▶ Prompt:
If a line in the records below holds the word "expense", copy it.

▶ Records for the exercise:
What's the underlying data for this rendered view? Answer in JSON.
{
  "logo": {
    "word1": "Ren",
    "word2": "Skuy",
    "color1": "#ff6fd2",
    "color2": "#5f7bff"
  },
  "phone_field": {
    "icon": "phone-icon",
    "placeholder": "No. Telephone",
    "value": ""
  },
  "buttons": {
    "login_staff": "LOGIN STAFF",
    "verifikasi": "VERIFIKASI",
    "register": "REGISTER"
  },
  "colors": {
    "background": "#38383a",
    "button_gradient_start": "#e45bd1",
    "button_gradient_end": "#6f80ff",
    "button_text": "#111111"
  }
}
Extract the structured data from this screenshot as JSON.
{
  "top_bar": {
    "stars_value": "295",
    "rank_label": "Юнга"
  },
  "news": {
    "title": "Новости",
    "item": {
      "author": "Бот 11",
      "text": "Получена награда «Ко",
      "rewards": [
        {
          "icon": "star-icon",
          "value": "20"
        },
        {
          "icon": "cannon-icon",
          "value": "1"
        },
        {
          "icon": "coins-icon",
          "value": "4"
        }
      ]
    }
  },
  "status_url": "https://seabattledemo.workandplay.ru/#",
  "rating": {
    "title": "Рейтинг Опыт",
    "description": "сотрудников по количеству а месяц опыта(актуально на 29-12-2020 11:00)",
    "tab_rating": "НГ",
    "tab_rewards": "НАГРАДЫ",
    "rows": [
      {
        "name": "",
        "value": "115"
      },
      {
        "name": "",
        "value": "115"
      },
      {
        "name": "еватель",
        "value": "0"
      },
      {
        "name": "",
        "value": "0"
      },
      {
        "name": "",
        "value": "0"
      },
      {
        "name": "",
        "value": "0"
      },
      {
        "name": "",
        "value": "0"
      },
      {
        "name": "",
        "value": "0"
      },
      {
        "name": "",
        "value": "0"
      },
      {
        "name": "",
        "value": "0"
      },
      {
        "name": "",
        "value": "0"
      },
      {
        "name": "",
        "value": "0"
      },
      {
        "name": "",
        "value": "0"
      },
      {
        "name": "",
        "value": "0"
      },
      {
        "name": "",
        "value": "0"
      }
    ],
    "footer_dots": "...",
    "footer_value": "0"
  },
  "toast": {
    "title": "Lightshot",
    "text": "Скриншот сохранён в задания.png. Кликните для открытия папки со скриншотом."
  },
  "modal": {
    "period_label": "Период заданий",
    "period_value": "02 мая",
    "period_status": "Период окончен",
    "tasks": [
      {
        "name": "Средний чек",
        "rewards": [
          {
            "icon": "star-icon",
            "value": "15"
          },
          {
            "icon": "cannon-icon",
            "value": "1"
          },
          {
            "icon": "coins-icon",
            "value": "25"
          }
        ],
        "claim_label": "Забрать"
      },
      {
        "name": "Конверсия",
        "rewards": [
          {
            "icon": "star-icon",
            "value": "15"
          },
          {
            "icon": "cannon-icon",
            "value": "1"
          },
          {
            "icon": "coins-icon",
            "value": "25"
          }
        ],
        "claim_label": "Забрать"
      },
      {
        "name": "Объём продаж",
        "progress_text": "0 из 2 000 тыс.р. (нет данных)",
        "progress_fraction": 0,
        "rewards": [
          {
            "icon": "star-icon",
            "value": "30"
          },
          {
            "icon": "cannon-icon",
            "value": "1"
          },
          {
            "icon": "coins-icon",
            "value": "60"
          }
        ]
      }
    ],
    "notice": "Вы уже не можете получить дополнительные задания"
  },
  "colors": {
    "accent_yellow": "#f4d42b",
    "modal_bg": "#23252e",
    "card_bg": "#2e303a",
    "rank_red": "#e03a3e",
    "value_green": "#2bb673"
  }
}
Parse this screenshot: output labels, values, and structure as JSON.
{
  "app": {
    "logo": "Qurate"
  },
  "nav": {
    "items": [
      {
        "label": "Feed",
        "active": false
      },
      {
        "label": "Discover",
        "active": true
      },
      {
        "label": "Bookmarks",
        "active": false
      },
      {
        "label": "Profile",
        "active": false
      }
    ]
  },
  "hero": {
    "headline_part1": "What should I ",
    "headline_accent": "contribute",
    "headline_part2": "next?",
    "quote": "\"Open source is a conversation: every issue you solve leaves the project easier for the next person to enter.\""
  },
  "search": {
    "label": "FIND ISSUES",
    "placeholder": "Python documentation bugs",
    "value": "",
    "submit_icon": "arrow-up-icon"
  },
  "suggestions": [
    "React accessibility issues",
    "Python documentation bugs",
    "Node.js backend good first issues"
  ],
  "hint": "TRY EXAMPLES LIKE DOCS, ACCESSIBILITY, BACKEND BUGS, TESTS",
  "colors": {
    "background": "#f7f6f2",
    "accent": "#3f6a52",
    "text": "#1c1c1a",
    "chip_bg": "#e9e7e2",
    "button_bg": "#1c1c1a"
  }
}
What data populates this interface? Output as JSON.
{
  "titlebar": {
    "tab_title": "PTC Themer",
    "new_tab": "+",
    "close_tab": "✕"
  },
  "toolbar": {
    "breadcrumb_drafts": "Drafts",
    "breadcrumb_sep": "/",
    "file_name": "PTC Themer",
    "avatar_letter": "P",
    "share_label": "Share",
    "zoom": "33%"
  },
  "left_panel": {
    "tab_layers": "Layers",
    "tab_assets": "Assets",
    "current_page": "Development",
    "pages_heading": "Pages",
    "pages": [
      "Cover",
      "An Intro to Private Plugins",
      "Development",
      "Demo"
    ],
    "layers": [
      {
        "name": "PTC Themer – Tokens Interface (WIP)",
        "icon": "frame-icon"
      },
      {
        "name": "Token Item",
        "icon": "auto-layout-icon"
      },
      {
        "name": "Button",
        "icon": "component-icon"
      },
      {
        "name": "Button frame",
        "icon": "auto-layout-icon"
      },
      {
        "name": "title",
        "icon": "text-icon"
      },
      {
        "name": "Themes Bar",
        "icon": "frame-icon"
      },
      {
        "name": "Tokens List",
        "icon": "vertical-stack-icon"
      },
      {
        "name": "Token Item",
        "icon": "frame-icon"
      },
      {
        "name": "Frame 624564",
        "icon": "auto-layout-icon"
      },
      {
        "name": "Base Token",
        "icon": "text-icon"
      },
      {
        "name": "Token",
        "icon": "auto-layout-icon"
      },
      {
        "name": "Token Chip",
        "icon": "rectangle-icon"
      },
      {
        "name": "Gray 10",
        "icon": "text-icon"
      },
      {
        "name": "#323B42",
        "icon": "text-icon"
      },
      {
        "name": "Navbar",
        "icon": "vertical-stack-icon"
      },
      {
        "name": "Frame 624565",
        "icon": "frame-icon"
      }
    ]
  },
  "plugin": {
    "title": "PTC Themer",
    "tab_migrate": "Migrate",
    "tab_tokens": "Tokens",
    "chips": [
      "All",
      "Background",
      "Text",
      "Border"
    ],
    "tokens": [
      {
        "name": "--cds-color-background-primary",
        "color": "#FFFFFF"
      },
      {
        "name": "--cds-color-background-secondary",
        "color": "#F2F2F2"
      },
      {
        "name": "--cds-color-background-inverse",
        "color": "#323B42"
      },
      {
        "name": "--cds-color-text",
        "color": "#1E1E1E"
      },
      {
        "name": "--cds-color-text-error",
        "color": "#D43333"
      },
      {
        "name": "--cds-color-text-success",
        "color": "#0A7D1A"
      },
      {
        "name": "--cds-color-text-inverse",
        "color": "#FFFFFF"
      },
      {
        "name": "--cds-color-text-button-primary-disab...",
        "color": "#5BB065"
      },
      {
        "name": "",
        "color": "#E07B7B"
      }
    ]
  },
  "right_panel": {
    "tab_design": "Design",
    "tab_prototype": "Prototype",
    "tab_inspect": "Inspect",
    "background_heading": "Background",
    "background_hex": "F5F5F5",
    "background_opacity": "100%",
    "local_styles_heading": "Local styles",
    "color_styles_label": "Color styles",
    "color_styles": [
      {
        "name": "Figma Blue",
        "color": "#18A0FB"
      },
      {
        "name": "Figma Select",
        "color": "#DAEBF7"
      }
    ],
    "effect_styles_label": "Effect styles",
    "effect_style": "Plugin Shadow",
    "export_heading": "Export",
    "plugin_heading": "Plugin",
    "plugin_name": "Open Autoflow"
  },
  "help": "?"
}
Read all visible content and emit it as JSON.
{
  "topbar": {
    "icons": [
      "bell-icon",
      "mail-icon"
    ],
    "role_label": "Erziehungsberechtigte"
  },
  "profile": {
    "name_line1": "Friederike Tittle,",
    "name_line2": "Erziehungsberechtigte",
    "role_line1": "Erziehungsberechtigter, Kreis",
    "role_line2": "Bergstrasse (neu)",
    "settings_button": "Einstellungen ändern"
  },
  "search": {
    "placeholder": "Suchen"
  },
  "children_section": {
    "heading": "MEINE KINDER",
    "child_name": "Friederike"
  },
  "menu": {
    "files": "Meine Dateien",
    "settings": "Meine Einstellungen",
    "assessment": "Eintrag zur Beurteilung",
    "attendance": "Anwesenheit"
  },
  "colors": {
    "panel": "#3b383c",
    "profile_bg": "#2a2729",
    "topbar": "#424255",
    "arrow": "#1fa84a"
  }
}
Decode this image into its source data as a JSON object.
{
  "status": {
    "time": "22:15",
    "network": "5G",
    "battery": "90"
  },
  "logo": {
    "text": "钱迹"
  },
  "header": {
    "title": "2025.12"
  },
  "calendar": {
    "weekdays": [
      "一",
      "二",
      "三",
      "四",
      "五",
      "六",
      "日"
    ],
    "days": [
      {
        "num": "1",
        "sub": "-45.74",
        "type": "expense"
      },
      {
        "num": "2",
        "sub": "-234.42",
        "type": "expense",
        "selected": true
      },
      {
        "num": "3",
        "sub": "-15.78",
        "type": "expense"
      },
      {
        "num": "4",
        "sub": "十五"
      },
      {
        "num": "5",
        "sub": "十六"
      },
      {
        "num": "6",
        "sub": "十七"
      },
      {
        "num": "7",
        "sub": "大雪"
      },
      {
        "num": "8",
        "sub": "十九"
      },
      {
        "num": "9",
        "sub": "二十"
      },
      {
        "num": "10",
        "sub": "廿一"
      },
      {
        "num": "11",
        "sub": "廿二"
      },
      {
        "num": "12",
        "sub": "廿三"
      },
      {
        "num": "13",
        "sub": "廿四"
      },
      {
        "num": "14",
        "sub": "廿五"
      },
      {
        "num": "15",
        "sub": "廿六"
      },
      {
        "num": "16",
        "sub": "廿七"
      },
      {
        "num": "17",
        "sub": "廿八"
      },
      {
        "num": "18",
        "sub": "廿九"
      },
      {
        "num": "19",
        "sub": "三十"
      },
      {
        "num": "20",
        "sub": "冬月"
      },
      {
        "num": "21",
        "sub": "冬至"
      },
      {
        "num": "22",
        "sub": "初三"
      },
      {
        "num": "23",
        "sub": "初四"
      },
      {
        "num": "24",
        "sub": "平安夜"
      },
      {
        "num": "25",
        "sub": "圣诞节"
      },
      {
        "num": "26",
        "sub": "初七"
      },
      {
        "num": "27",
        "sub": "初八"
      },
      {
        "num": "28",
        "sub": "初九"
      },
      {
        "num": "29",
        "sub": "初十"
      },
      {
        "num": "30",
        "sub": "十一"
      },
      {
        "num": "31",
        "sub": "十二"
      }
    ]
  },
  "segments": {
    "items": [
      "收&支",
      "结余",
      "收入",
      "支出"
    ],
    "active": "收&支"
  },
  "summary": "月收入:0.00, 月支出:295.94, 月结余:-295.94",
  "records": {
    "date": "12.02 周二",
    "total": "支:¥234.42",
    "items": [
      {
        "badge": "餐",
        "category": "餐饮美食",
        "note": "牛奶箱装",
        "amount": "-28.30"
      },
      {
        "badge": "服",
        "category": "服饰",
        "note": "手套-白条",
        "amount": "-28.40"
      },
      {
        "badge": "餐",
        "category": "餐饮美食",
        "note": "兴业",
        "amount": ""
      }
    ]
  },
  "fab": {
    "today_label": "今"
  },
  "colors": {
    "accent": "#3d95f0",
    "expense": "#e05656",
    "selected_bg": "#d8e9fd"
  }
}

▶ Problem solution:
        "type": "expense"
        "type": "expense",
        "type": "expense"
    "expense": "#e05656",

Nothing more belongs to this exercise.